▸ **YOUR TASK**
Which lines below contain the word "qBGUGt"? Copy each one.

+ + +

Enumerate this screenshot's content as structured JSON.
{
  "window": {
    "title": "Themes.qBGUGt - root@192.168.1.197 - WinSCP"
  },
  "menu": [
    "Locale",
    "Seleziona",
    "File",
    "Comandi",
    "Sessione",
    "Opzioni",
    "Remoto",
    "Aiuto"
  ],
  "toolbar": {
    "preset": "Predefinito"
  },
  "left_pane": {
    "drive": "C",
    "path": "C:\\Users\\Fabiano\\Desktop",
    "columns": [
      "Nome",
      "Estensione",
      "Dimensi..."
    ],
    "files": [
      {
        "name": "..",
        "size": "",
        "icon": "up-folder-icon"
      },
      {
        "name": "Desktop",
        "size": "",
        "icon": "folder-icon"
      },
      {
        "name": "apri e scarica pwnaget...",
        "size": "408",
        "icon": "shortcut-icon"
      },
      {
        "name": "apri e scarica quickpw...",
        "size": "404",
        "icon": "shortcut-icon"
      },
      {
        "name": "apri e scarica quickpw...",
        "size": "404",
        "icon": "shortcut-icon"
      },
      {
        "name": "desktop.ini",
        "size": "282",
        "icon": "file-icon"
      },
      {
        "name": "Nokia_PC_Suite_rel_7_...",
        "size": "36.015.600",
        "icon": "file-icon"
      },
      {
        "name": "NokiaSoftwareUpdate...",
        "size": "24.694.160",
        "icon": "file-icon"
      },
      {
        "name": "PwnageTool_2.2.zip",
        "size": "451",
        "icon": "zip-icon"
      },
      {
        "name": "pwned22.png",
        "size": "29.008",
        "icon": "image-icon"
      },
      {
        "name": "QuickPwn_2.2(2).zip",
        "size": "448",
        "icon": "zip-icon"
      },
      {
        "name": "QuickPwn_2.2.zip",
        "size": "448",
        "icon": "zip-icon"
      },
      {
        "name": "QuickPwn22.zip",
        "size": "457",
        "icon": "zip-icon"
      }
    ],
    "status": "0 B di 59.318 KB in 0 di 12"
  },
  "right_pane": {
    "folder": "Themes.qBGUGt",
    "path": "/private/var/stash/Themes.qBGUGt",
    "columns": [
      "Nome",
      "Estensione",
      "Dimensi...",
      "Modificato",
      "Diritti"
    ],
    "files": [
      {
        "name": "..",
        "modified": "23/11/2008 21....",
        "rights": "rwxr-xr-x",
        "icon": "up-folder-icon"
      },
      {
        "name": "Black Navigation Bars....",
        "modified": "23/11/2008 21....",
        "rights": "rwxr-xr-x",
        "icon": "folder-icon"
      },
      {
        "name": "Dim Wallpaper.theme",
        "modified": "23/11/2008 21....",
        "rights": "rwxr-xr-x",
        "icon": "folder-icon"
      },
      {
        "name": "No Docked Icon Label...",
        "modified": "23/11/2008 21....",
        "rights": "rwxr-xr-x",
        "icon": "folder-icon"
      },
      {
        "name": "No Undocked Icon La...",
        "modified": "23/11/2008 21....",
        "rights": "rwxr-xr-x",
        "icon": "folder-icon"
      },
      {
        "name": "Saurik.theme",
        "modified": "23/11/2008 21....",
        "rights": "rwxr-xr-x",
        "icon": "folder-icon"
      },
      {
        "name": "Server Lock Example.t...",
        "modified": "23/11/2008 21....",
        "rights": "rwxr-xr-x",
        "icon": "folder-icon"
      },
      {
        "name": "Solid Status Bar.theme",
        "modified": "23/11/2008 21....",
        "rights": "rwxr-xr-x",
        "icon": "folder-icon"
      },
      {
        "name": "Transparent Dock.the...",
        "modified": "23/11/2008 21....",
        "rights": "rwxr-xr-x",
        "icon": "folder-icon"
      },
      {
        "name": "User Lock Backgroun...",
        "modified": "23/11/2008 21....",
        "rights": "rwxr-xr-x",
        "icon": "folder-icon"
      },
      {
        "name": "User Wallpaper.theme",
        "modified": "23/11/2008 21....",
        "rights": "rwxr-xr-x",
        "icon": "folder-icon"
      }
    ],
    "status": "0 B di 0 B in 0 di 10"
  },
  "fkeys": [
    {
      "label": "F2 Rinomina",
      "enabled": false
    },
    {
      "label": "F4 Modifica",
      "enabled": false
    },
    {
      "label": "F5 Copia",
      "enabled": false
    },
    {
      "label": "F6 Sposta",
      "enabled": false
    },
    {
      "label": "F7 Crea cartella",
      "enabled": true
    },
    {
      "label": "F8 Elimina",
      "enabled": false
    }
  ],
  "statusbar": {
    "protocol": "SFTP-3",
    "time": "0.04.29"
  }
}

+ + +

▸ **SOLUTION FOR THIS PROBLEM**
    "title": "Themes.qBGUGt - root@192.168.1.197 - WinSCP"
    "folder": "Themes.qBGUGt",
    "path": "/private/var/stash/Themes.qBGUGt",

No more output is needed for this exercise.